A right to die, a will to live
Even before his illness, James had long been a believer in what he called “the power of visualization, the magic of belief.” Unexpected and mysterious things happened to him. As a teenager with no money and bad grades he saw himself at Reed — and made it. As a Reed student, he used to stand at the bus stop and watch the car he wanted, a grey ’49 Chevy, drive by. After moving into a rental house near his first job, the very same car was parked next door and James wound up buying it. When he was a young schoolteacher, he and Claire used to walk past a house on the corner that they both loved, but couldn’t afford. One day the owner knocked on their door and told them that he wanted them to buy his house, and that he would buy theirs.
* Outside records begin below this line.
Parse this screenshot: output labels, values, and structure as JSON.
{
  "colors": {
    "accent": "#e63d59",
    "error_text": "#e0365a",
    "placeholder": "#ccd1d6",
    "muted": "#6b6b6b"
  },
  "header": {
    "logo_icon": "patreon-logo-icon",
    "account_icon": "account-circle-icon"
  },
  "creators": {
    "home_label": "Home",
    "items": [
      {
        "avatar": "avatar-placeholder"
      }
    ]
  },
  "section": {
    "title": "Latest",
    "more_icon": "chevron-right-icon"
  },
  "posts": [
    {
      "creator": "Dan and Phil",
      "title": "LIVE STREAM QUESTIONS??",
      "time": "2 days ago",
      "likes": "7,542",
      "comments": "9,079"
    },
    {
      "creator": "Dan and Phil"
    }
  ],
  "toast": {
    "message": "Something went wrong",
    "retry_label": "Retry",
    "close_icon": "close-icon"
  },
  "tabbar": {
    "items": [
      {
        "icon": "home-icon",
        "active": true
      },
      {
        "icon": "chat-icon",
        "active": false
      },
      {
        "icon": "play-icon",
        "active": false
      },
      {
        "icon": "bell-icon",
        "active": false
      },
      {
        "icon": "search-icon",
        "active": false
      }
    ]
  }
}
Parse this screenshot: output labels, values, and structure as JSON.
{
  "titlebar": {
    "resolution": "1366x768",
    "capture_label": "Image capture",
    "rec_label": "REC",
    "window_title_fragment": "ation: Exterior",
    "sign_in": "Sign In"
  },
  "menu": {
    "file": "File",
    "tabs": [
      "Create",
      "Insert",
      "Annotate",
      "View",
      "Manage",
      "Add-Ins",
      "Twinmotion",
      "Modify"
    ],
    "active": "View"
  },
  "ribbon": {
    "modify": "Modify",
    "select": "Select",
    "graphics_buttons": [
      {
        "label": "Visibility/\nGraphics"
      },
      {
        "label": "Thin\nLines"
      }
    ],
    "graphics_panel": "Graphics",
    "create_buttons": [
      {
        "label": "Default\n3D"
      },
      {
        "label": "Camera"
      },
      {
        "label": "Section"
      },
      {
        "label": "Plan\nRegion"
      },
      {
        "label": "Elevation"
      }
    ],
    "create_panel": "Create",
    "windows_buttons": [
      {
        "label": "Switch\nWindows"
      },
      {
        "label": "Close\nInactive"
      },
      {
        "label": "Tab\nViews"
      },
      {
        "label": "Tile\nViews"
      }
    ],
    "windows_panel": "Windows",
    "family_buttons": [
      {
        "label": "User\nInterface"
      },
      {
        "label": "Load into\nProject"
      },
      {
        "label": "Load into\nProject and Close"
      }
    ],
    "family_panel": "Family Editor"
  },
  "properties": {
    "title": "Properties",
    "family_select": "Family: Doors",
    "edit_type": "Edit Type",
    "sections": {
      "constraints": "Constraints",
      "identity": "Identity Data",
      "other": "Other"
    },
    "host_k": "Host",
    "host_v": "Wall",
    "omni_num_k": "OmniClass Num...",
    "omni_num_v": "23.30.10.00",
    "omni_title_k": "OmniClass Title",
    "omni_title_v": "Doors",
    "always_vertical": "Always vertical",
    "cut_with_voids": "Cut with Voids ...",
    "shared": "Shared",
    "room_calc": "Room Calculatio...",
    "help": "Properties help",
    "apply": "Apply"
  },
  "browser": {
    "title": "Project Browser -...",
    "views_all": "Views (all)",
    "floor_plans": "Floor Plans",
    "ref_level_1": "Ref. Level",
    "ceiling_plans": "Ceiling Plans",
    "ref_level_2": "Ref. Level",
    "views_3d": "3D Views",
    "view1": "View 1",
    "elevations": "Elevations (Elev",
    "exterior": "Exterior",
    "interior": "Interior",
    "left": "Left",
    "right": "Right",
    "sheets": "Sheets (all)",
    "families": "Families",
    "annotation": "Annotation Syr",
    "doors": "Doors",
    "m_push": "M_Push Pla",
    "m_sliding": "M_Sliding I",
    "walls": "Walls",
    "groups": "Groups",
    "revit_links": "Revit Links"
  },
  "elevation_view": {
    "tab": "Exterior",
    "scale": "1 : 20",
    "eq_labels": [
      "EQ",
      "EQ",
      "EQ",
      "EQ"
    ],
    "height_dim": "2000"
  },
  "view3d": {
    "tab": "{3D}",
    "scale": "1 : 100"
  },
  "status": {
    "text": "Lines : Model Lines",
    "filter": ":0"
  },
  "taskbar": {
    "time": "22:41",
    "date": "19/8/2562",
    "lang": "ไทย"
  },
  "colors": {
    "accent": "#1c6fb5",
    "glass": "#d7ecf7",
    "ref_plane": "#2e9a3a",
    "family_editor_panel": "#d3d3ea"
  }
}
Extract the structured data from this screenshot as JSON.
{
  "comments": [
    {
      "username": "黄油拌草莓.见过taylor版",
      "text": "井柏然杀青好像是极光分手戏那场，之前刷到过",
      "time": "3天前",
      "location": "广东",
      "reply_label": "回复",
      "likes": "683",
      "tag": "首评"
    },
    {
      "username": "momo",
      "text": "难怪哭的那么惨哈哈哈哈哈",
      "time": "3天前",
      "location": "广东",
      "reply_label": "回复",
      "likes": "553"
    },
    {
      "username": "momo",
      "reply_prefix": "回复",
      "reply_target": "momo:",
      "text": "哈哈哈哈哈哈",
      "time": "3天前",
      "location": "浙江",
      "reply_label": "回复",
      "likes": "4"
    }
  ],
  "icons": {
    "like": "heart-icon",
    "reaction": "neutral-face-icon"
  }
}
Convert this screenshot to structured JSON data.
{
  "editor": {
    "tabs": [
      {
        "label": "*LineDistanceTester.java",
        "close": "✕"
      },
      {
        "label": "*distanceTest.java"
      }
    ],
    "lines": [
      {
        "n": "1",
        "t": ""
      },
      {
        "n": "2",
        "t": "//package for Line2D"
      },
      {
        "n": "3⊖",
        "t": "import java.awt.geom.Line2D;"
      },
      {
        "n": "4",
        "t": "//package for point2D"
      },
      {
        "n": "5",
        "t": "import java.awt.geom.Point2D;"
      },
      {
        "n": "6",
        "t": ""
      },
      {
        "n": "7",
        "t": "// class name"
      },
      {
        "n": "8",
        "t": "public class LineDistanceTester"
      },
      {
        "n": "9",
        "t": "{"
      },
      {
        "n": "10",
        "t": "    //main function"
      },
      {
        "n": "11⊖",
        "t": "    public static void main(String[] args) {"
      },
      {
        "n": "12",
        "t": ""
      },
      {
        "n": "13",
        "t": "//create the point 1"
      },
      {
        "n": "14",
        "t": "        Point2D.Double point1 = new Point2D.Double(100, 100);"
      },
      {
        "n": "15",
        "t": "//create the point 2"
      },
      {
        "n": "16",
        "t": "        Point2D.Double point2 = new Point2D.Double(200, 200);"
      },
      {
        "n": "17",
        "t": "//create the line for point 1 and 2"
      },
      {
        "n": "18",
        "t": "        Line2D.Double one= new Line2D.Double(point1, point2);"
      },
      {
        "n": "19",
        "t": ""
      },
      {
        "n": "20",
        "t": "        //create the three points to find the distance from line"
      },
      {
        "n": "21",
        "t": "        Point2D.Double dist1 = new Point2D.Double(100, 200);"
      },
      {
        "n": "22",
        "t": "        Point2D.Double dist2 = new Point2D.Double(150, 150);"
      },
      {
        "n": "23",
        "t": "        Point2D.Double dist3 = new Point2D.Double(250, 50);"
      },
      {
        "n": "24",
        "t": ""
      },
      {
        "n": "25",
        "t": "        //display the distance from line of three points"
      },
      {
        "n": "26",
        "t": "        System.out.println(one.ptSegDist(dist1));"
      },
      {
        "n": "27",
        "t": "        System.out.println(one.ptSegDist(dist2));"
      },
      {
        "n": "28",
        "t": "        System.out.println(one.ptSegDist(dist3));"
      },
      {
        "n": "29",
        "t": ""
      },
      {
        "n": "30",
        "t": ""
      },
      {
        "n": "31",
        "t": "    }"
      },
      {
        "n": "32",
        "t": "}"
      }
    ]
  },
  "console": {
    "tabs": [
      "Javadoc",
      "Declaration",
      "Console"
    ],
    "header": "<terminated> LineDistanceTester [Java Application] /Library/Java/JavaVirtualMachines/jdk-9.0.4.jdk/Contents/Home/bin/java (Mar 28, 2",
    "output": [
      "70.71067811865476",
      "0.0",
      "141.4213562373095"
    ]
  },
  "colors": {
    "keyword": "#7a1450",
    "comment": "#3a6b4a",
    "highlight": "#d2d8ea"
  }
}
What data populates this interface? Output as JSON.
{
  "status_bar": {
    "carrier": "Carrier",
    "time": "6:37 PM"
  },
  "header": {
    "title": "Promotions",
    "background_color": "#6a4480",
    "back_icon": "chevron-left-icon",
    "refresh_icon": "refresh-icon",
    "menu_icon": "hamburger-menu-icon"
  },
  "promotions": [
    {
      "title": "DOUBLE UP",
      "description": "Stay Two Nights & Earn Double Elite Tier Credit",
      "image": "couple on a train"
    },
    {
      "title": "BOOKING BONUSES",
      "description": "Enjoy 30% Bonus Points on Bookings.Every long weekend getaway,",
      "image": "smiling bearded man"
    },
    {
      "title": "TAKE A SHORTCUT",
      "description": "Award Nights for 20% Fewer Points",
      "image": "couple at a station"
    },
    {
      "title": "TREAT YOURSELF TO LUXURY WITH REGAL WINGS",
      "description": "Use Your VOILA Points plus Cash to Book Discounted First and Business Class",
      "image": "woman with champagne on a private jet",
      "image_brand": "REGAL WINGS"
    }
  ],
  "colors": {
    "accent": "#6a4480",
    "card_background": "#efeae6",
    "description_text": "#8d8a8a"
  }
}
“I think you can make things happen if you visualize them,” James said. “It works for yourself, but I think it’s even more powerful when the things you visualize are altruistic.”
So when they told him, on a January day in 2002, that the prostate cancer had gone to his bone and his liver and he would soon die, probably in great pain, and when he heard about then-U.S. Attorney General John Ashcroft’s attack on the twice-passed referendum that made Oregon the only state in the nation to allow physician-assisted suicide for the terminally ill, James saw himself fighting to save the law and many people’s chances — his own included — to die on their own terms.
In 2004, James signed on as one of 14 terminally ill plaintiffs in Oregon’s lawsuit against Ashcroft’s effort to use the federal Controlled Substances Act to punish doctors who prescribe lethal medication to dying patients under the Oregon law. He appeared on television and in print, echoing what he said in his declaration for the court:
“I do not wish to be forced to choose between being sedated to an unconscious state to avoid the pain and other intensely distressing symptoms of my illness, or forego sedation but suffer the pain and other symptoms. When I reach the point that my pain and symptoms are unbearable to me, I want to be able to hasten my impending death in a humane and dignified manner, in my home, in my bed, surrounded by my loved ones with whom I will be able to say a final goodbye. As a resident of the State of Oregon, I desire to have the option to control the timing and manner of death as provided in Oregon’s Death with Dignity Act. I do not want my wife and children to have to watch me suffer through the last, horrible stages of my cancer.”
James signed up for hospice, and initiated his request for assisted-suicide medication, wondering whether or not he’d live to see a ruling in the Oregon lawsuit. He worked to find a balance between medicating the pain and staying alert. He knew he intended to hang on as long as he could be productive.